"Because I grew up hearing and identified that way, when I became deaf I knew exactly what I was missing out on. I know all the things that deaf people were not having access to, and what they were accepting because they didn't know otherwise."
Although he says his interpretation within timetabled lectures has been fantastic, outside of that his experience at university has made it even more apparent that to him that there is a long way to go in terms of fighting for disability rights. "Having to constantly fight for access to things really rams it home that we aren't equal," he said. "Despite being told that this university is one of the best for access provisions, I began to feel like I was expecting too much – being able to access things.
"I don't think my demands were too high – being able to take part by watching media without needing to keep banging on for subtitles, having access to interpreters outside of lectures, and so on."
By demanding to be treated fairly Kamitsis says he has earned a reputation for "being a complainer", but he has inspired other disabled students to speak up about their experiences.
"My reputation at UCLan is now well-known," he said. "I'm very vocal. I'll fight for access for anyone that needs it. I now have students coming to me because they get asked, 'What would Dean do?'
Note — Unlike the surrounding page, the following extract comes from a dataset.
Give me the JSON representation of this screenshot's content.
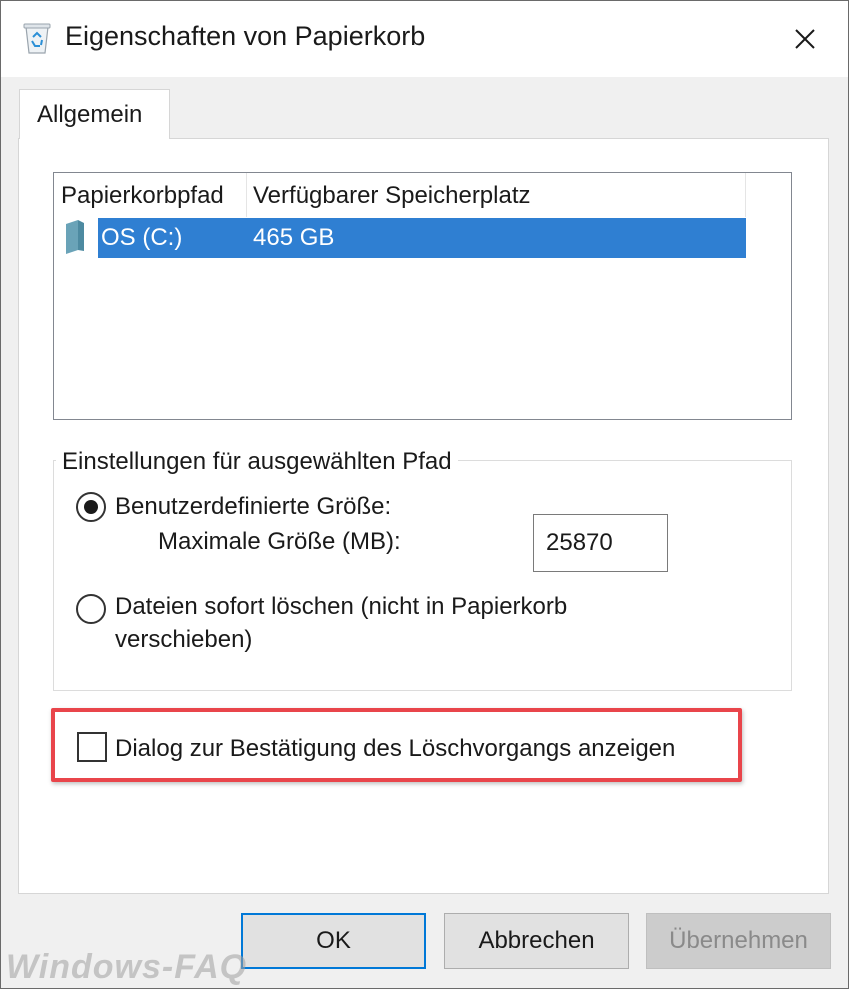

"By empowering others, it means that people will fight for what they are entitled to, and hopefully make further [or] higher education establishments sit back and actually take note of what we say."
Kamitsis added: "The only way we can make positive change is by educating the educators in our needs. I'm not doing this for me. I'm doing it so that others don't have to go through what I have."
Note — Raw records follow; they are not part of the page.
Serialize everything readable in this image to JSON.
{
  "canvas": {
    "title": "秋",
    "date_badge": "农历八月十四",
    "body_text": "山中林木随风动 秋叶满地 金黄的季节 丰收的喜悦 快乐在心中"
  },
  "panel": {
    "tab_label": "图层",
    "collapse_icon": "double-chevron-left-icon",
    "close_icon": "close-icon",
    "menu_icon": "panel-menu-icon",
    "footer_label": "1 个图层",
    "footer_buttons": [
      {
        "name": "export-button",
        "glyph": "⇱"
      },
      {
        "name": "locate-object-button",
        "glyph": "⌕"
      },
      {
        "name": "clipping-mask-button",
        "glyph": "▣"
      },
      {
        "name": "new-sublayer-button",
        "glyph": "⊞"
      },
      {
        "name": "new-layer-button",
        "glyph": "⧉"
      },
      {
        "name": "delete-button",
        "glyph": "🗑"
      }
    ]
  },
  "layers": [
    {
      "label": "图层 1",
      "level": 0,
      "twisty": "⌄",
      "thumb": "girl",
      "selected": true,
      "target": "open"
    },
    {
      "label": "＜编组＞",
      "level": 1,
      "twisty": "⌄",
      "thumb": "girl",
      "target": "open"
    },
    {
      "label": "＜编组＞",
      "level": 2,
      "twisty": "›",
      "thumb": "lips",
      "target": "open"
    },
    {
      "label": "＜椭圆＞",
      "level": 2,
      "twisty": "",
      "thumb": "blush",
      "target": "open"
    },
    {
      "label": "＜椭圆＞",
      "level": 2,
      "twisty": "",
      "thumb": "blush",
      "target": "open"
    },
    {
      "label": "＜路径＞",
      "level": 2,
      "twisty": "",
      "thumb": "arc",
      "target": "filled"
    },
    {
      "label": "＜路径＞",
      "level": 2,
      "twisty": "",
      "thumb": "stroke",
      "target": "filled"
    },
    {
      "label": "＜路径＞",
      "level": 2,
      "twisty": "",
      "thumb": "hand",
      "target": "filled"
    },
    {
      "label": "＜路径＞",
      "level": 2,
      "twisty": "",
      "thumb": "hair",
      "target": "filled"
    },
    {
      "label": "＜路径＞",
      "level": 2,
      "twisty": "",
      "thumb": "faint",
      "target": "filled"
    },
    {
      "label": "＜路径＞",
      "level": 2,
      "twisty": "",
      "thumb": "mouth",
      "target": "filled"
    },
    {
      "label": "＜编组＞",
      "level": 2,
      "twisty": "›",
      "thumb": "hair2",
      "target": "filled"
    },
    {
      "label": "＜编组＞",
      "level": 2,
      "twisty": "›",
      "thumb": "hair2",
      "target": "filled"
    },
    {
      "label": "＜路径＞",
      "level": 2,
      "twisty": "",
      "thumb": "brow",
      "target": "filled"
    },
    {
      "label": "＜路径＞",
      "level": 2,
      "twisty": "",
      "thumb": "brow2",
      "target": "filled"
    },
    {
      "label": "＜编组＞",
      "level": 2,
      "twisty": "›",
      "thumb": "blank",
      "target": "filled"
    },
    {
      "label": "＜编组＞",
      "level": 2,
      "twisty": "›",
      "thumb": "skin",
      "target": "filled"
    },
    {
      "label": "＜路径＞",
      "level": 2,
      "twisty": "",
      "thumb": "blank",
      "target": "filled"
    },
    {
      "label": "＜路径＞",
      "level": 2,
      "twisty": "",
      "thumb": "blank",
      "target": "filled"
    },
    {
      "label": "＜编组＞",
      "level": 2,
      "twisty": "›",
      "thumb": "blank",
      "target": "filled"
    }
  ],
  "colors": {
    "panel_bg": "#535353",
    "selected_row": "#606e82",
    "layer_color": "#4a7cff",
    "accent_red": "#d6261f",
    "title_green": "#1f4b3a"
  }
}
A spokesperson for the University of Central Lancashire and its student union told BuzzFeed News the institution is celebrated for welcoming all students, whatever their backgrounds or needs. They also said they are working with Kamitsis to address his concerns.
"We see Dean as a valuable student voice who is helping us to learn and improve," the spokesperson said. "All universities are striving to meet the learning needs of an increasingly diverse student body and we encourage frank feedback to help us achieve this."
The statement continued: “Both the University and SU [student union] are working with Dean to address his concerns, and while it is fair to say we didn’t get things right immediately, we have been working closely with him to identify ways to make the university experience equally accessible to deaf students.
“Dean has access to a team of interpreters and a note-taker in all his classes and all video content for his course has subtitles. We are working with the SU to ensure fully qualified interpreters cover all of its events and it has made significant adjustments to student media to ensure it is accessible. These adjustments will become standard practice.”
O'Brien, the NUS disabled students officer, said the experiences of people like Paolini and Kamitsis show how isolating it can be for disabled students when their needs are not met.
"We often cannot participate in the same activities and to the same extent in our classes as our nondisabled peers," she said. "It then becomes our individual responsibility to sort out the problems which arise from the lack of access, spending hours doing so when we could be studying or doing activities with other students."
Richard Lane, head of communications at disability charity Scope, told BuzzFeed News experiences like those of Kamitsis and Paolini are all too common.
"We often hear from disabled university students who have faced issues accessing different locations on campus or who have not received the reasonable adjustments they require for things like lectures and exams," Lane said.
“We need to see universities provide disabled students with the personalised and tailored support they need. We also need to ensure that, for those who need it, the social care system adequately supports them so that they can attend and enjoy the university experience."